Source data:
# # # #
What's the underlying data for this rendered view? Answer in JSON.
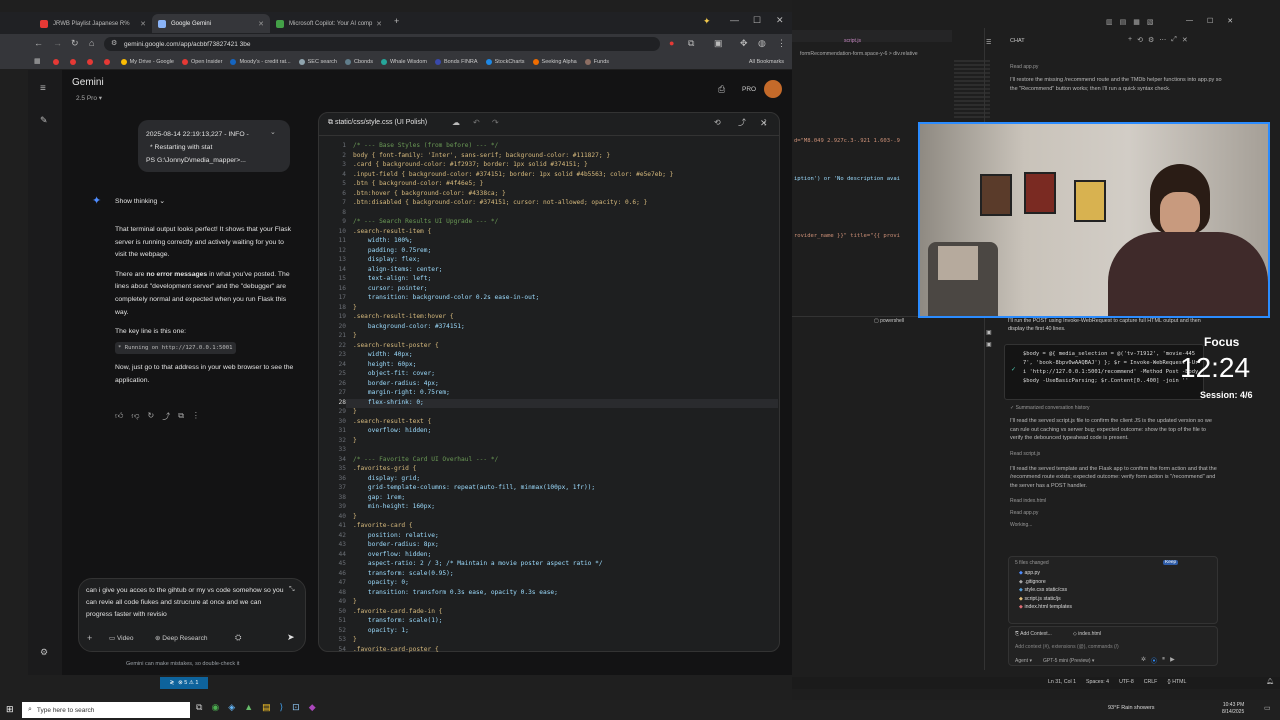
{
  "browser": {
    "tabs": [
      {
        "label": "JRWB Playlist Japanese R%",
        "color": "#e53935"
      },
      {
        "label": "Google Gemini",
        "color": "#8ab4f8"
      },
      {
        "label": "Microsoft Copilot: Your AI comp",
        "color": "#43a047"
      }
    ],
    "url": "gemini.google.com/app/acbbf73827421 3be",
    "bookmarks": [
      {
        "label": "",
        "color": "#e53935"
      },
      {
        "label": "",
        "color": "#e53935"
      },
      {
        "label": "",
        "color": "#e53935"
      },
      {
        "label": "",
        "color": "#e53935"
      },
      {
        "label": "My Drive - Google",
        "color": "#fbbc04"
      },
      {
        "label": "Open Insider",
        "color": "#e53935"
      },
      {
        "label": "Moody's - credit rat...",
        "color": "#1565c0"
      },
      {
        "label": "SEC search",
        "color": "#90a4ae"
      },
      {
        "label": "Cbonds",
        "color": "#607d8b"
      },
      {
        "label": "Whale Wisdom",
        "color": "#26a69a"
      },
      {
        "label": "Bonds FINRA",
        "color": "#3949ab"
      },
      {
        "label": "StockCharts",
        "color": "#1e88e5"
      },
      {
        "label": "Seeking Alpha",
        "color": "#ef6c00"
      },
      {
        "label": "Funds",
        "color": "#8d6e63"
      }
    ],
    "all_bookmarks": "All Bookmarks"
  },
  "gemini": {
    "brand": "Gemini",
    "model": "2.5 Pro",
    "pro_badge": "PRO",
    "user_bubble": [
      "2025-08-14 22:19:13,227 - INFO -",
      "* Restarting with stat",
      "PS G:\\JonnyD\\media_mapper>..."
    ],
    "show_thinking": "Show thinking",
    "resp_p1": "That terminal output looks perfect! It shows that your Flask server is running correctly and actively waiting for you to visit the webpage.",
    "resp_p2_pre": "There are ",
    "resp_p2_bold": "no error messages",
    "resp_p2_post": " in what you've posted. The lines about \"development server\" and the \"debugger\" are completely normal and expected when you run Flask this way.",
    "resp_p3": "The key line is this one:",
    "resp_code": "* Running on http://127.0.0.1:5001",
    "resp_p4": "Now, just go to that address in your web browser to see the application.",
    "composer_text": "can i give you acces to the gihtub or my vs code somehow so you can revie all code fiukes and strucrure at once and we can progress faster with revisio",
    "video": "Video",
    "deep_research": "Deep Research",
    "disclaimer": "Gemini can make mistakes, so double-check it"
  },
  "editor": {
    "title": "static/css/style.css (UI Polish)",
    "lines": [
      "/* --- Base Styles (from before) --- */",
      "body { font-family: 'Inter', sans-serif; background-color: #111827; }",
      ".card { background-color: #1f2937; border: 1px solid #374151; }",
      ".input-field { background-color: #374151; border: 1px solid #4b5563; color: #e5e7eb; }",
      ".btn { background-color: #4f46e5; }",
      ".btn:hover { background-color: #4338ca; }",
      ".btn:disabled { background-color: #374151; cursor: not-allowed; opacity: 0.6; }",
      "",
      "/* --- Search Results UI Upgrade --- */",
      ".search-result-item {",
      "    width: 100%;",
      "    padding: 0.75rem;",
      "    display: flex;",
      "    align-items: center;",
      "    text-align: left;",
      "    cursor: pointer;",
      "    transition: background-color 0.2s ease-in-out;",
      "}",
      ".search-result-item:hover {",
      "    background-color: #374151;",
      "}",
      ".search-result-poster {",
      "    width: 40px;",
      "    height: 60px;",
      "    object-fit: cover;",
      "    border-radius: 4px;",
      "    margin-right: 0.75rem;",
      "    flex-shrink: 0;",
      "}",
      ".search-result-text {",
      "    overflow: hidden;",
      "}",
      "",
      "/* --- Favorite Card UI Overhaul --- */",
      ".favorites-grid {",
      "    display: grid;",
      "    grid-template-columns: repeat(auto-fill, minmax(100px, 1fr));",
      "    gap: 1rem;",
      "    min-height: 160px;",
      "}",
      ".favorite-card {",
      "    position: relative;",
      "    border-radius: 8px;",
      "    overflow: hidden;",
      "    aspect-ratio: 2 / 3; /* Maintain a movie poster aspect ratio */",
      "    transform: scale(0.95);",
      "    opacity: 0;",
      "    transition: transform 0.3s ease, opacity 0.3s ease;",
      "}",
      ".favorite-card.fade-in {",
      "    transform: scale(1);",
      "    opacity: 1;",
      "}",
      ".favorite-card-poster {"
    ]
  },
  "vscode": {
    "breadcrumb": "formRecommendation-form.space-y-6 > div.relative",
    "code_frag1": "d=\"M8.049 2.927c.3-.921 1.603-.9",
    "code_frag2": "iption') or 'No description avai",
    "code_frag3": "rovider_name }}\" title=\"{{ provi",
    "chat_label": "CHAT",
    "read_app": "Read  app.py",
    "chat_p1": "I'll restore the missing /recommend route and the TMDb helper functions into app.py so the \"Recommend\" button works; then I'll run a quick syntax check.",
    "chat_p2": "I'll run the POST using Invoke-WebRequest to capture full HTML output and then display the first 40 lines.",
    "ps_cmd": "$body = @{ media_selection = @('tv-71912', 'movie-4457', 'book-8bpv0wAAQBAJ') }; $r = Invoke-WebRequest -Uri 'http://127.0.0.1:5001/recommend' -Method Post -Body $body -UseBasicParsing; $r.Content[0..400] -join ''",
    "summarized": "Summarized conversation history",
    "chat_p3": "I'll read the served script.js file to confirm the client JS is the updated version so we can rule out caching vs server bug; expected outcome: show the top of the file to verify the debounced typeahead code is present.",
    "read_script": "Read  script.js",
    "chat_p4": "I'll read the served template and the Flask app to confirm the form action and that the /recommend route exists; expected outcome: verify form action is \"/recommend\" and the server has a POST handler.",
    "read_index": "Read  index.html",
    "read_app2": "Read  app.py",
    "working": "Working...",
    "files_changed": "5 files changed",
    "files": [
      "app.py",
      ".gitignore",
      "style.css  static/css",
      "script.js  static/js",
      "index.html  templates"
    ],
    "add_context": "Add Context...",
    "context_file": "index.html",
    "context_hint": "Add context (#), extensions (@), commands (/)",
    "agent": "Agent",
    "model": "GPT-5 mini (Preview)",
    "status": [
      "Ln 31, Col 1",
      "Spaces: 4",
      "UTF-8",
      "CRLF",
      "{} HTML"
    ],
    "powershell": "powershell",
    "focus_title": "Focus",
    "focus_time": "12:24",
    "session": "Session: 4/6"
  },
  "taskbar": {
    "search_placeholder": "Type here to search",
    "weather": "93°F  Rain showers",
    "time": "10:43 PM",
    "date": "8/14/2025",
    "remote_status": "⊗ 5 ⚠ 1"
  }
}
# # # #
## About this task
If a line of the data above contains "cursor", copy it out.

## Your response
      ".btn:disabled { background-color: #374151; cursor: not-allowed; opacity: 0.6; }",
      "    cursor: pointer;",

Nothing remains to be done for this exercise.